GIVEN DATA:
###
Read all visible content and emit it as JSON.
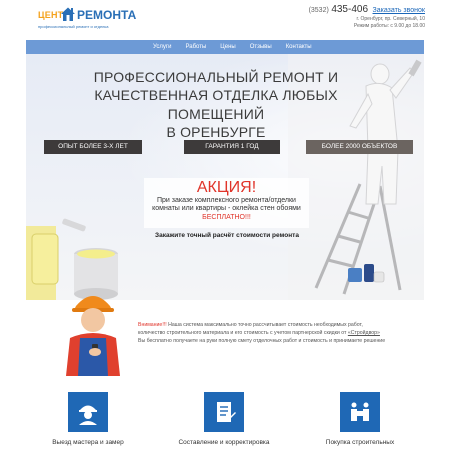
{
  "header": {
    "logo": {
      "word1": "ЦЕНТР",
      "word2": "РЕМОНТА",
      "tagline": "профессиональный ремонт и отделка"
    },
    "contacts": {
      "phone_code": "(3532)",
      "phone_number": "435-406",
      "callback_label": "Заказать звонок",
      "address": "г. Оренбург, пр. Северный, 10",
      "hours": "Режим работы: с 9.00 до 18.00"
    }
  },
  "nav": {
    "items": [
      "Услуги",
      "Работы",
      "Цены",
      "Отзывы",
      "Контакты"
    ]
  },
  "hero": {
    "title_lines": [
      "Профессиональный ремонт и",
      "качественная отделка любых помещений",
      "в Оренбурге"
    ],
    "badges": [
      "Опыт более 3-х лет",
      "Гарантия 1 год",
      "Более 2000 объектов"
    ],
    "promo": {
      "title": "АКЦИЯ!",
      "text": "При заказе комплексного ремонта/отделки комнаты или квартиры - оклейка стен обоями",
      "highlight": "БЕСПЛАТНО!!!"
    },
    "cta_label": "Закажите точный расчёт стоимости ремонта"
  },
  "info": {
    "attention": "Внимание!!!",
    "text_part1": "Наша система максимально точно рассчитывает стоимость необходимых работ, количество строительного материала и его стоимость с учетом партнерской скидки от",
    "link_text": "«Стройдвор»",
    "text_part2": "Вы бесплатно получаете на руки полную смету отделочных работ и стоимость и принимаете решение"
  },
  "steps": [
    {
      "label": "Выезд мастера и замер",
      "icon": "worker-helmet-icon"
    },
    {
      "label": "Составление и корректировка",
      "icon": "document-checklist-icon"
    },
    {
      "label": "Покупка строительных",
      "icon": "delivery-boxes-icon"
    }
  ],
  "colors": {
    "brand_blue": "#1f68b5",
    "nav_blue": "#6d9ad6",
    "accent_red": "#e0342a",
    "logo_orange": "#f4a21c",
    "badge_dark": "#3d3a3a"
  }
}
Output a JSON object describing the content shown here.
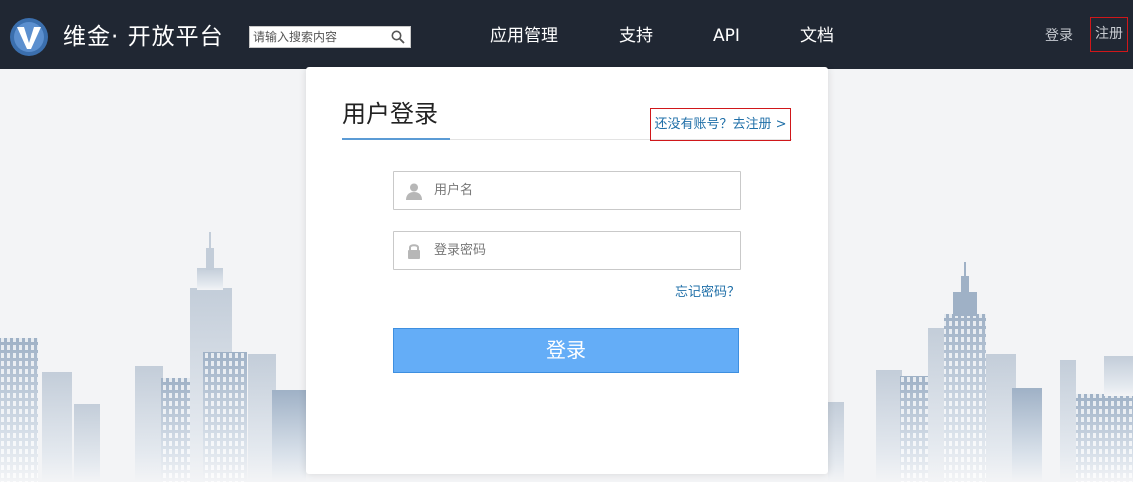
{
  "header": {
    "brand": "维金· 开放平台",
    "search_placeholder": "请输入搜索内容",
    "nav": [
      "应用管理",
      "支持",
      "API",
      "文档"
    ],
    "login": "登录",
    "register": "注册"
  },
  "login_card": {
    "title": "用户登录",
    "register_prompt": "还没有账号？去注册 >",
    "username_placeholder": "用户名",
    "password_placeholder": "登录密码",
    "forgot_password": "忘记密码？",
    "submit": "登录"
  },
  "icons": [
    "logo-v-icon",
    "search-icon",
    "user-icon",
    "lock-icon"
  ],
  "colors": {
    "header_bg": "#202733",
    "primary_button": "#64adf7",
    "link": "#1f6fa8",
    "highlight_border": "#d0171a"
  }
}
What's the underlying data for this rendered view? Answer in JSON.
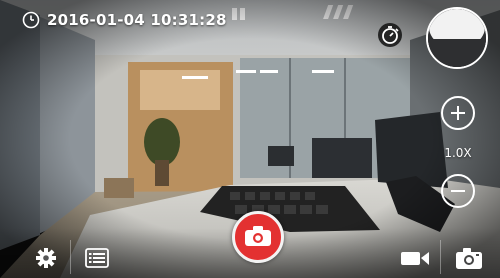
{
  "camera": {
    "timestamp": "2016-01-04 10:31:28",
    "zoom_level": "1.0X"
  },
  "controls": {
    "timer_icon": "self-timer-icon",
    "preview_icon": "last-capture-thumbnail",
    "zoom_in_icon": "plus-icon",
    "zoom_out_icon": "minus-icon",
    "settings_icon": "gear-icon",
    "list_icon": "list-icon",
    "shutter_icon": "camera-icon",
    "video_mode_icon": "video-camera-icon",
    "photo_mode_icon": "camera-icon"
  },
  "colors": {
    "shutter_red": "#e33131",
    "overlay_text": "#ffffff"
  }
}
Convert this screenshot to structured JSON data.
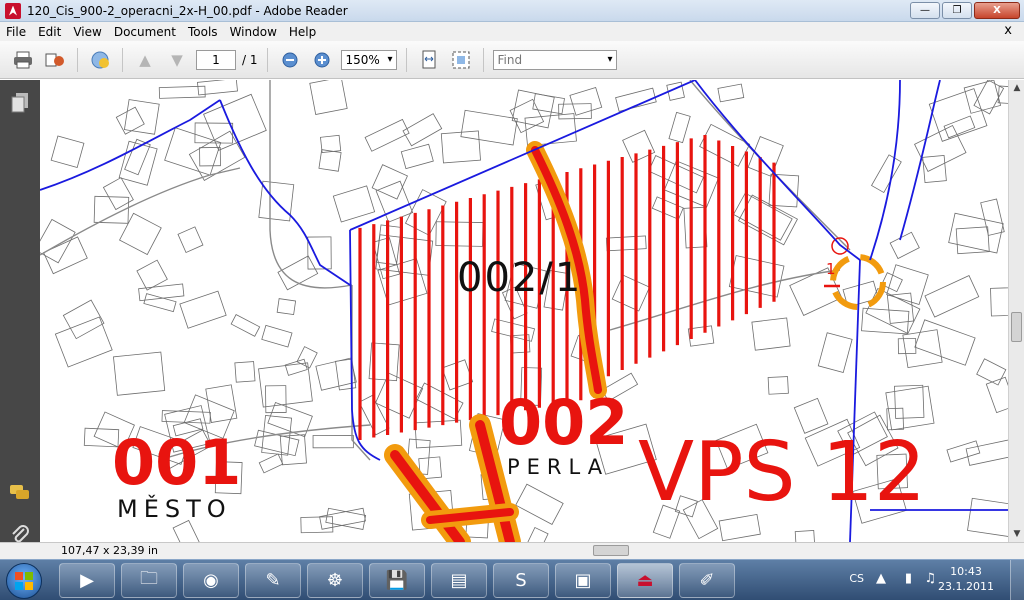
{
  "window": {
    "title": "120_Cis_900-2_operacni_2x-H_00.pdf - Adobe Reader",
    "doc_close_glyph": "x",
    "buttons": {
      "minimize": "—",
      "maximize": "❐",
      "close": "X"
    }
  },
  "menu": [
    "File",
    "Edit",
    "View",
    "Document",
    "Tools",
    "Window",
    "Help"
  ],
  "toolbar": {
    "page_current": "1",
    "page_total": "/ 1",
    "zoom": "150%",
    "find_placeholder": "Find",
    "icons": [
      "print-icon",
      "share-icon",
      "collaborate-icon",
      "previous-page-icon",
      "next-page-icon",
      "zoom-out-icon",
      "zoom-in-icon",
      "fit-width-icon",
      "full-screen-icon"
    ]
  },
  "left_panel": {
    "icons": [
      "pages-icon",
      "comments-icon",
      "attachments-icon"
    ]
  },
  "map": {
    "labels": {
      "zone_hatched": "002/1",
      "zone_001_number": "001",
      "zone_001_name": "MĚSTO",
      "zone_002_number": "002",
      "zone_002_name": "PERLA",
      "vps": "VPS 12",
      "small_marker": "1"
    },
    "colors": {
      "hatch": "#e8140f",
      "boundary": "#1a1adf",
      "road": "#f29b0e",
      "label": "#e8140f"
    }
  },
  "status": {
    "dimensions": "107,47 x 23,39 in"
  },
  "taskbar": {
    "apps": [
      "media-player",
      "explorer",
      "firefox",
      "paint-brush",
      "blender",
      "save",
      "scanner",
      "skype",
      "photo-viewer",
      "adobe-reader",
      "paint"
    ],
    "active_app": "adobe-reader",
    "lang": "CS",
    "time": "10:43",
    "date": "23.1.2011"
  }
}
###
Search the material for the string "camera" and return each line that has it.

WRITTEN ANSWER:
  "camera": {
    "shutter_icon": "camera-icon",
    "video_mode_icon": "video-camera-icon",
    "photo_mode_icon": "camera-icon"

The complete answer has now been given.